Several assisted-living homes in the area have coverups available for their residents. Some area medical supply stores have also carried the product.

Kassie Cooke, a customer service representative at Lake Superior Medical Equipment in Duluth, said it makes those wearing it feel less embarrassed than a bib would.

"They feel a little bit more comfortable sitting at the table gathering with everybody at dinner," Cooke said. "It doesn't look like they're wearing a bib, so it makes them feel less self-conscious."

The coverups sold out at Lake Superior Medical Equipment, according to Cooke.

Although the coverups are the most meaningful item to Stech, she continues to make young women's clothing such as skirts and reworked tops. Tote bags are another popular item. The shirt's design is placed prominently on the outside face of the bag.

She often finds herself adapting to the buyer's wants. Laptop bags were once in demand she said, but now she makes more bags for iPads and e-book readers.

Stech sells her products to people looking to preserve shirts from special occasions, like a running or cycling race. Additionally, she sells her products through Etsy, a website dedicated to selling vintage and handmade goods.

On the second Saturday of each month, Stech joins a group called the Nice Girls of the North at the Lakeside-Lester Park Community Center to sell handmade products, many of which are also repurposed goods.
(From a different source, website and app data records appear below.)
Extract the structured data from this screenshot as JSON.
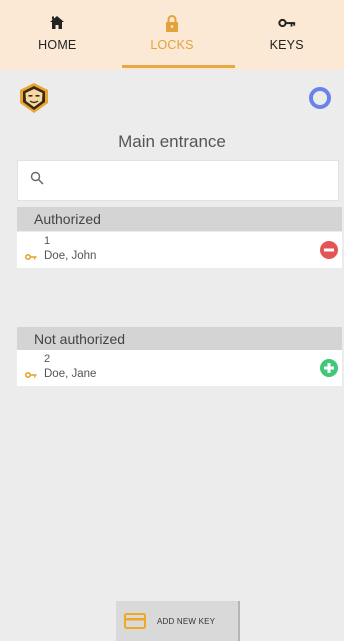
{
  "nav": {
    "tabs": [
      {
        "label": "HOME",
        "icon": "home-icon"
      },
      {
        "label": "LOCKS",
        "icon": "lock-icon",
        "active": true
      },
      {
        "label": "KEYS",
        "icon": "key-icon"
      }
    ]
  },
  "header": {
    "title": "Main entrance"
  },
  "search": {
    "value": "",
    "placeholder": ""
  },
  "sections": [
    {
      "title": "Authorized",
      "entries": [
        {
          "number": "1",
          "name": "Doe, John",
          "action": "remove"
        }
      ]
    },
    {
      "title": "Not authorized",
      "entries": [
        {
          "number": "2",
          "name": "Doe, Jane",
          "action": "add"
        }
      ]
    }
  ],
  "footer": {
    "add_key_label": "ADD NEW KEY"
  },
  "colors": {
    "accent": "#e8a945",
    "nav_bg": "#fbe9d6",
    "remove": "#e25554",
    "add": "#41c77a",
    "ring": "#6a83ea",
    "key": "#e8a530"
  }
}
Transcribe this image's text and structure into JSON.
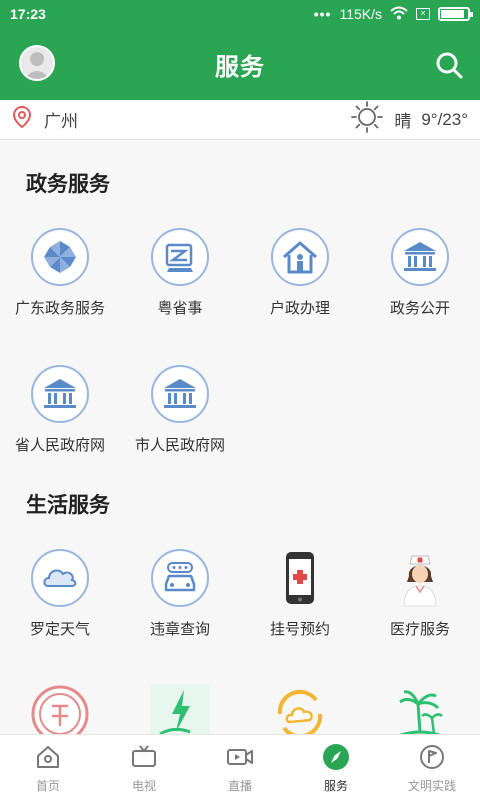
{
  "status_bar": {
    "time": "17:23",
    "dots": "•••",
    "speed": "115K/s",
    "battery_level": 0.9
  },
  "header": {
    "title": "服务"
  },
  "location_bar": {
    "city": "广州",
    "weather_condition": "晴",
    "temperature": "9°/23°"
  },
  "sections": {
    "government": {
      "title": "政务服务",
      "items": [
        {
          "label": "广东政务服务",
          "icon": "pinwheel-icon"
        },
        {
          "label": "粤省事",
          "icon": "document-icon"
        },
        {
          "label": "户政办理",
          "icon": "house-person-icon"
        },
        {
          "label": "政务公开",
          "icon": "government-building-icon"
        },
        {
          "label": "省人民政府网",
          "icon": "government-building-icon"
        },
        {
          "label": "市人民政府网",
          "icon": "government-building-icon"
        }
      ]
    },
    "life": {
      "title": "生活服务",
      "items": [
        {
          "label": "罗定天气",
          "icon": "cloud-icon"
        },
        {
          "label": "违章查询",
          "icon": "car-icon"
        },
        {
          "label": "挂号预约",
          "icon": "phone-medical-icon"
        },
        {
          "label": "医疗服务",
          "icon": "nurse-icon"
        }
      ]
    }
  },
  "tab_bar": {
    "items": [
      {
        "label": "首页",
        "icon": "home-icon"
      },
      {
        "label": "电视",
        "icon": "tv-icon"
      },
      {
        "label": "直播",
        "icon": "video-icon"
      },
      {
        "label": "服务",
        "icon": "compass-icon",
        "active": true
      },
      {
        "label": "文明实践",
        "icon": "flag-icon"
      }
    ]
  },
  "colors": {
    "brand_green": "#29a553",
    "icon_blue": "#5b8ac9",
    "icon_ring": "#9ab6de"
  }
}
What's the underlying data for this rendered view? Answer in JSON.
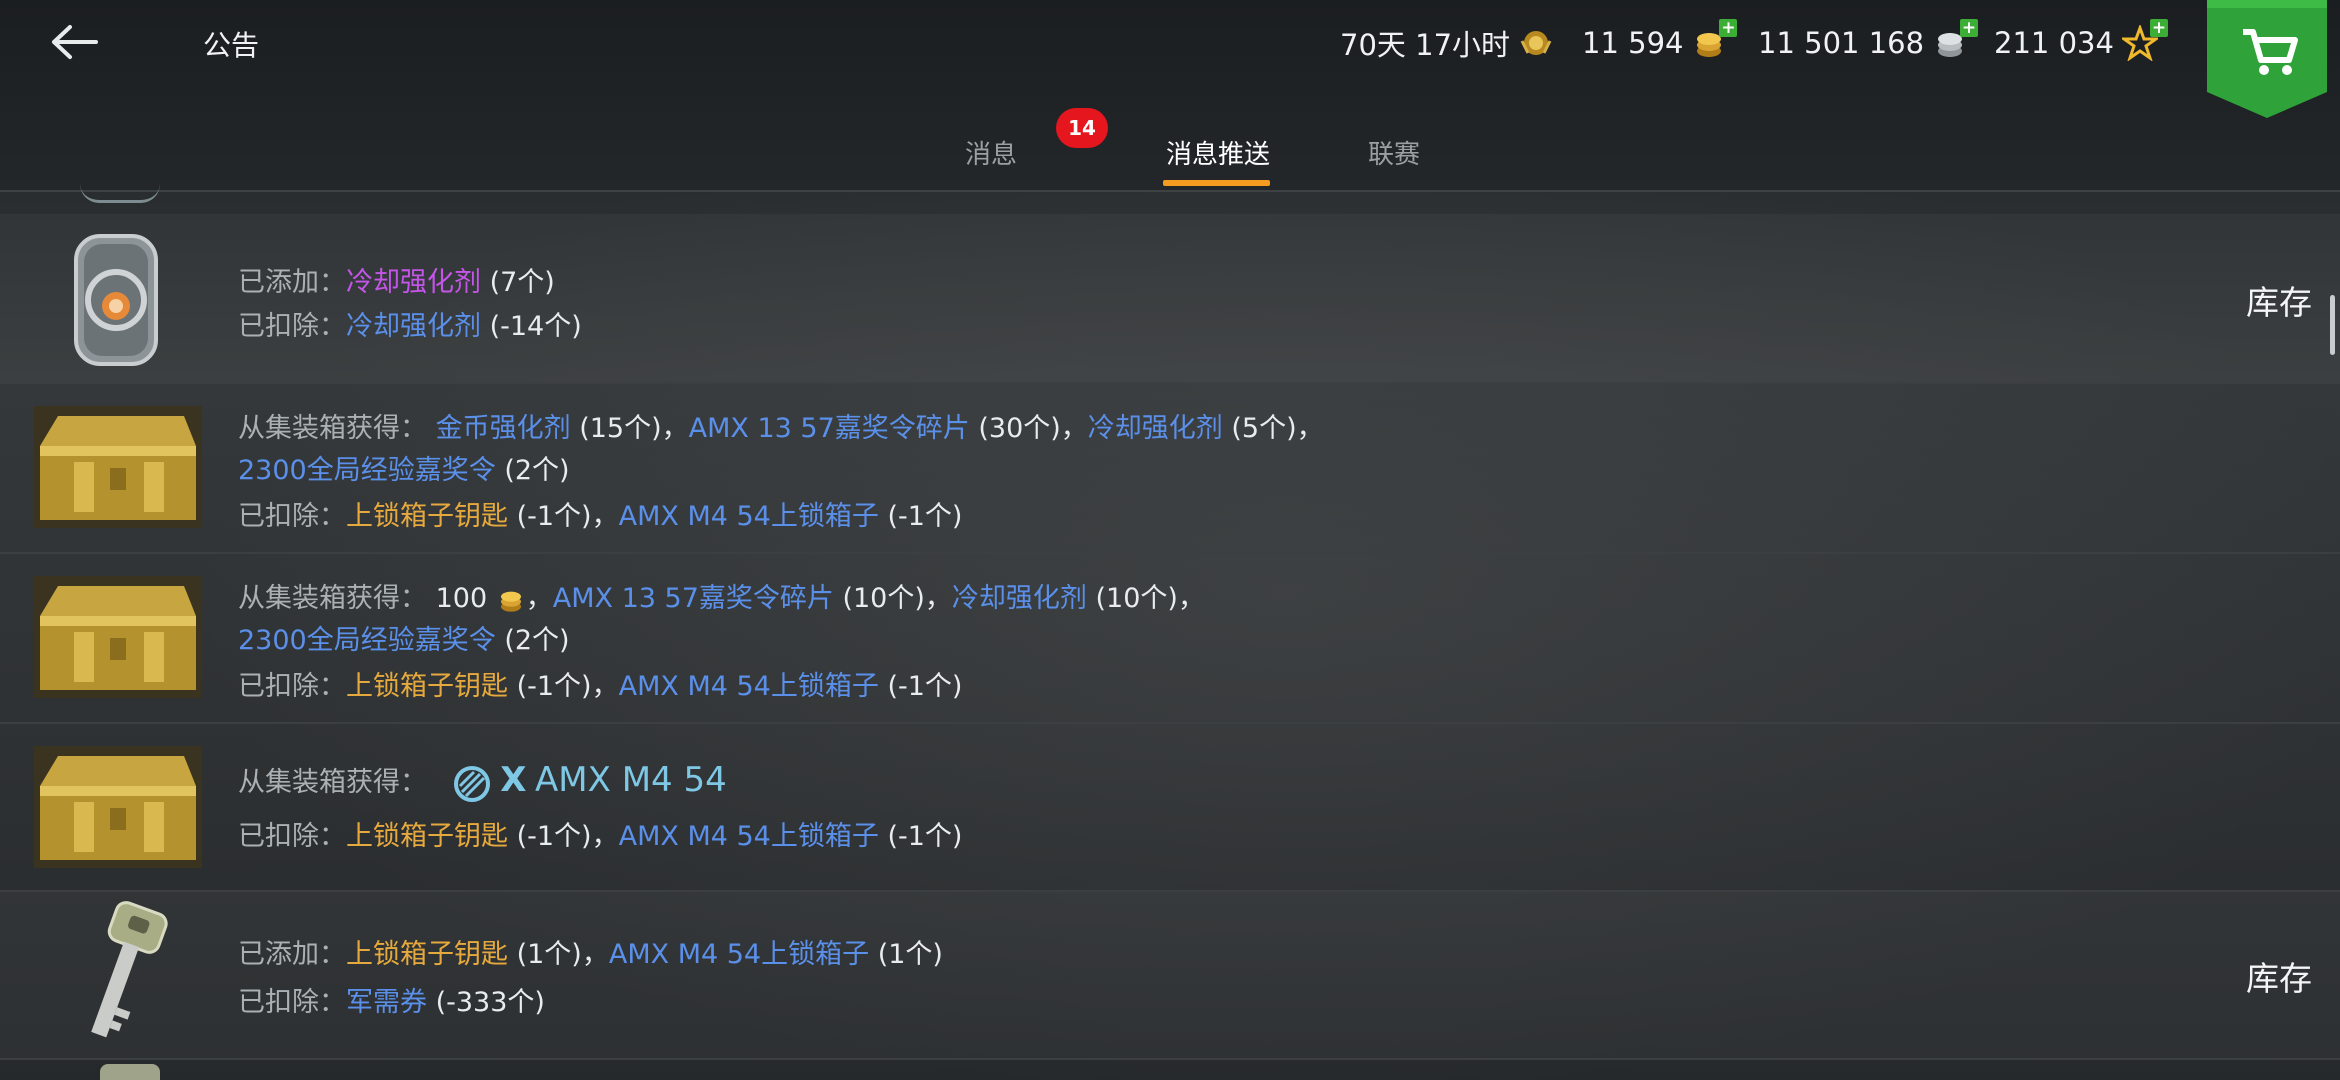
{
  "header": {
    "title": "公告",
    "timer": "70天 17小时",
    "gold": "11 594",
    "credits": "11 501 168",
    "free_xp": "211 034"
  },
  "tabs": [
    {
      "label": "消息",
      "badge": "14"
    },
    {
      "label": "消息推送",
      "active": true
    },
    {
      "label": "联赛"
    }
  ],
  "rows": [
    {
      "icon": "coolant-booster-icon",
      "line1": {
        "label": "已添加：",
        "item": "冷却强化剂",
        "qty": "(7个)"
      },
      "line2": {
        "label": "已扣除：",
        "item": "冷却强化剂",
        "qty": "(-14个)"
      },
      "action": "库存"
    },
    {
      "icon": "gold-container-icon",
      "line1": {
        "label": "从集装箱获得：",
        "i1": "金币强化剂",
        "q1": "(15个)",
        "sep1": "，",
        "i2": "AMX 13 57嘉奖令碎片",
        "q2": "(30个)",
        "sep2": "，",
        "i3": "冷却强化剂",
        "q3": "(5个)",
        "sep3": "，"
      },
      "line2": {
        "i1": "2300全局经验嘉奖令",
        "q1": "(2个)"
      },
      "line3": {
        "label": "已扣除：",
        "i1": "上锁箱子钥匙",
        "q1": "(-1个)",
        "sep": "，",
        "i2": "AMX M4 54上锁箱子",
        "q2": "(-1个)"
      }
    },
    {
      "icon": "gold-container-icon",
      "line1": {
        "label": "从集装箱获得：",
        "amount": "100",
        "sep0": "，",
        "i2": "AMX 13 57嘉奖令碎片",
        "q2": "(10个)",
        "sep2": "，",
        "i3": "冷却强化剂",
        "q3": "(10个)",
        "sep3": "，"
      },
      "line2": {
        "i1": "2300全局经验嘉奖令",
        "q1": "(2个)"
      },
      "line3": {
        "label": "已扣除：",
        "i1": "上锁箱子钥匙",
        "q1": "(-1个)",
        "sep": "，",
        "i2": "AMX M4 54上锁箱子",
        "q2": "(-1个)"
      }
    },
    {
      "icon": "gold-container-icon",
      "line1": {
        "label": "从集装箱获得：",
        "tier": "X",
        "tank": "AMX M4 54"
      },
      "line2": {
        "label": "已扣除：",
        "i1": "上锁箱子钥匙",
        "q1": "(-1个)",
        "sep": "，",
        "i2": "AMX M4 54上锁箱子",
        "q2": "(-1个)"
      }
    },
    {
      "icon": "key-icon",
      "line1": {
        "label": "已添加：",
        "i1": "上锁箱子钥匙",
        "q1": "(1个)",
        "sep": "，",
        "i2": "AMX M4 54上锁箱子",
        "q2": "(1个)"
      },
      "line2": {
        "label": "已扣除：",
        "i1": "军需券",
        "q1": "(-333个)"
      },
      "action": "库存"
    }
  ],
  "colors": {
    "accent": "#f39c1f",
    "badge": "#e6161f",
    "item_blue": "#5b90ea",
    "item_purple": "#c455e8",
    "item_gold": "#e6a93d",
    "plus_green": "#3cae35",
    "shop_green": "#2fa33a"
  }
}
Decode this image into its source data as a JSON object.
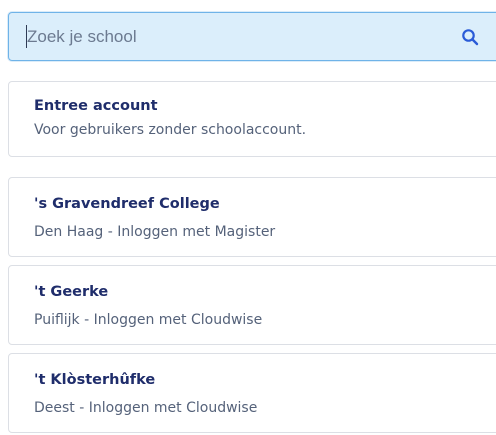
{
  "search": {
    "placeholder": "Zoek je school",
    "value": ""
  },
  "entree": {
    "title": "Entree account",
    "subtitle": "Voor gebruikers zonder schoolaccount."
  },
  "schools": [
    {
      "name": "'s Gravendreef College",
      "detail": "Den Haag - Inloggen met Magister"
    },
    {
      "name": "'t Geerke",
      "detail": "Puiflijk - Inloggen met Cloudwise"
    },
    {
      "name": "'t Klòsterhûfke",
      "detail": "Deest - Inloggen met Cloudwise"
    }
  ],
  "colors": {
    "search_bg": "#dbeefb",
    "search_border": "#6fb3e8",
    "title_text": "#1f2d6b",
    "sub_text": "#55627a",
    "icon": "#2a5bd7"
  }
}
Although she estimated she has made more than 1,000 products since establishing Cut Loose, the different T-shirt designs she receives and the different products she creates keeps the shirt collecting and sewing interesting.

"I think if I was making the same thing over and over again out of the same material I would go crazy, but each thing is kind of an adventure - and that's what makes it fun," Stech said.

Anita's Repurposing Tips

Make a prototype.

There are plenty of T-shirts out there. Experiment with your designs until you find something that works.

No need to sew.

With just a pair of scissors, you can convert a collar into a V-neck or add fringe to a shirt. "It changes the look of it instead of just a T-shirt - it's just something different," Anita Stech said.

Most importantly: Look at things differently.

Wool sweaters can become mittens, cotton sweaters can be turned into arm warmers, and the leftover pieces can become cat toys. Stech asks herself: "It's not a T-shirt anymore, what is it?"